**Required work**
Every record must appear in your copy exactly as written, with no pictures.
--- START ---
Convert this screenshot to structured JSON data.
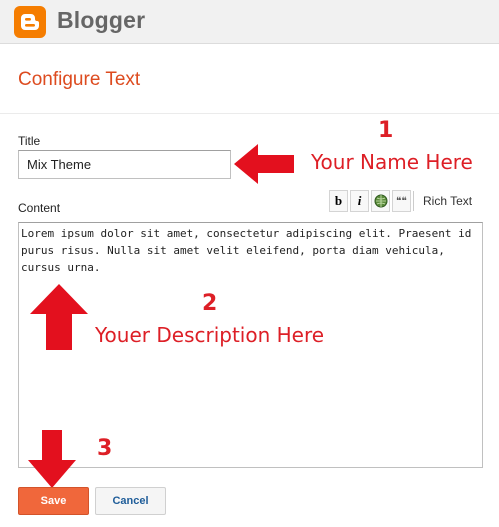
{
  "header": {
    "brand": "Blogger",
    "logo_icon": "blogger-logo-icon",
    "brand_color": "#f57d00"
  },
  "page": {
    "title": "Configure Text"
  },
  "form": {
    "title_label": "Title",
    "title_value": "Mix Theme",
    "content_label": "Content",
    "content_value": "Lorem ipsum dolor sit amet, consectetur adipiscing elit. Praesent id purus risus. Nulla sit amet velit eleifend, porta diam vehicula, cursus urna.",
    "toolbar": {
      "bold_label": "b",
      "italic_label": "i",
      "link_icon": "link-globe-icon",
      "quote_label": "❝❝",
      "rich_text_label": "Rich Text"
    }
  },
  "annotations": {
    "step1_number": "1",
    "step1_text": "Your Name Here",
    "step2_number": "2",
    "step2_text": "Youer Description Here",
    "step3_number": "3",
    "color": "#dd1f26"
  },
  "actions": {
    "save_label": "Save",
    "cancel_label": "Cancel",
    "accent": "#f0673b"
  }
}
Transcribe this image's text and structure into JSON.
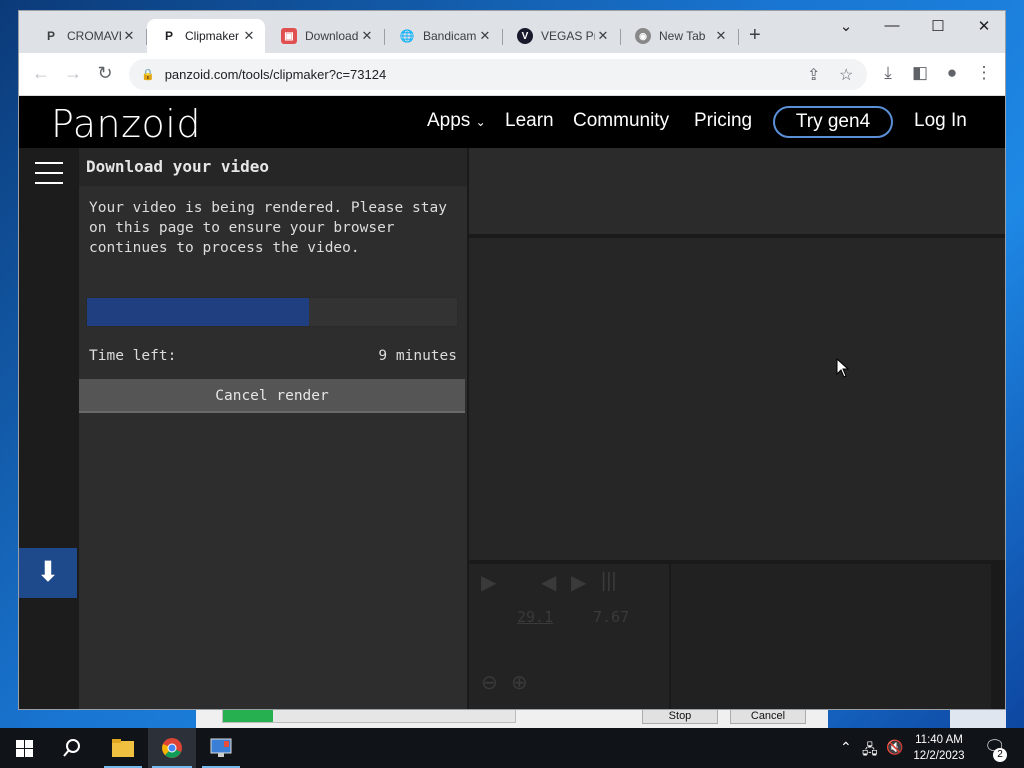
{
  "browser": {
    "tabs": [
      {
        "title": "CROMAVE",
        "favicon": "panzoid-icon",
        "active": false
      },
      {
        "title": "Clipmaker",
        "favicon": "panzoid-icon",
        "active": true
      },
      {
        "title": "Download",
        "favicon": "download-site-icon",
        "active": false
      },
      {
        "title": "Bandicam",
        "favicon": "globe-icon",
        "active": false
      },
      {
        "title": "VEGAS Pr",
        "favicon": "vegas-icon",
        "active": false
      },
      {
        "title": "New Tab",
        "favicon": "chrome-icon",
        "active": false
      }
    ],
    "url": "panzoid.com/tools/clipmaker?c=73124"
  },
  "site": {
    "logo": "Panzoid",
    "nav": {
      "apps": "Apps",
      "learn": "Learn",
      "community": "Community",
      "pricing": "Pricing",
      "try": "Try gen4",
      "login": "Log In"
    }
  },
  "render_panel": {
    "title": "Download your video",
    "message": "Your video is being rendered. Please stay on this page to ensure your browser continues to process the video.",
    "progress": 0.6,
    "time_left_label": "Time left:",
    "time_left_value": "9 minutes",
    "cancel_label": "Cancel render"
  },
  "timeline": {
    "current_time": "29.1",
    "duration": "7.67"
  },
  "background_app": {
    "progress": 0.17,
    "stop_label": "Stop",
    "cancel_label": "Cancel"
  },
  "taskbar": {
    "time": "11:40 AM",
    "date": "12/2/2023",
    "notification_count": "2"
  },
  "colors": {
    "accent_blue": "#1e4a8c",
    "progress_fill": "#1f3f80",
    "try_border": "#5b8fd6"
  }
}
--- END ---
**Written solution**
Convert this screenshot to structured JSON data.
{
  "header": {
    "brand": "Blogger",
    "logo_icon": "blogger-logo-icon",
    "brand_color": "#f57d00"
  },
  "page": {
    "title": "Configure Text"
  },
  "form": {
    "title_label": "Title",
    "title_value": "Mix Theme",
    "content_label": "Content",
    "content_value": "Lorem ipsum dolor sit amet, consectetur adipiscing elit. Praesent id purus risus. Nulla sit amet velit eleifend, porta diam vehicula, cursus urna.",
    "toolbar": {
      "bold_label": "b",
      "italic_label": "i",
      "link_icon": "link-globe-icon",
      "quote_label": "❝❝",
      "rich_text_label": "Rich Text"
    }
  },
  "annotations": {
    "step1_number": "1",
    "step1_text": "Your Name Here",
    "step2_number": "2",
    "step2_text": "Youer Description Here",
    "step3_number": "3",
    "color": "#dd1f26"
  },
  "actions": {
    "save_label": "Save",
    "cancel_label": "Cancel",
    "accent": "#f0673b"
  }
}
Transcribe this image's text and structure into JSON.
{
  "browser": {
    "tabs": [
      {
        "title": "CROMAVE",
        "favicon": "panzoid-icon",
        "active": false
      },
      {
        "title": "Clipmaker",
        "favicon": "panzoid-icon",
        "active": true
      },
      {
        "title": "Download",
        "favicon": "download-site-icon",
        "active": false
      },
      {
        "title": "Bandicam",
        "favicon": "globe-icon",
        "active": false
      },
      {
        "title": "VEGAS Pr",
        "favicon": "vegas-icon",
        "active": false
      },
      {
        "title": "New Tab",
        "favicon": "chrome-icon",
        "active": false
      }
    ],
    "url": "panzoid.com/tools/clipmaker?c=73124"
  },
  "site": {
    "logo": "Panzoid",
    "nav": {
      "apps": "Apps",
      "learn": "Learn",
      "community": "Community",
      "pricing": "Pricing",
      "try": "Try gen4",
      "login": "Log In"
    }
  },
  "render_panel": {
    "title": "Download your video",
    "message": "Your video is being rendered. Please stay on this page to ensure your browser continues to process the video.",
    "progress": 0.6,
    "time_left_label": "Time left:",
    "time_left_value": "9 minutes",
    "cancel_label": "Cancel render"
  },
  "timeline": {
    "current_time": "29.1",
    "duration": "7.67"
  },
  "background_app": {
    "progress": 0.17,
    "stop_label": "Stop",
    "cancel_label": "Cancel"
  },
  "taskbar": {
    "time": "11:40 AM",
    "date": "12/2/2023",
    "notification_count": "2"
  },
  "colors": {
    "accent_blue": "#1e4a8c",
    "progress_fill": "#1f3f80",
    "try_border": "#5b8fd6"
  }
}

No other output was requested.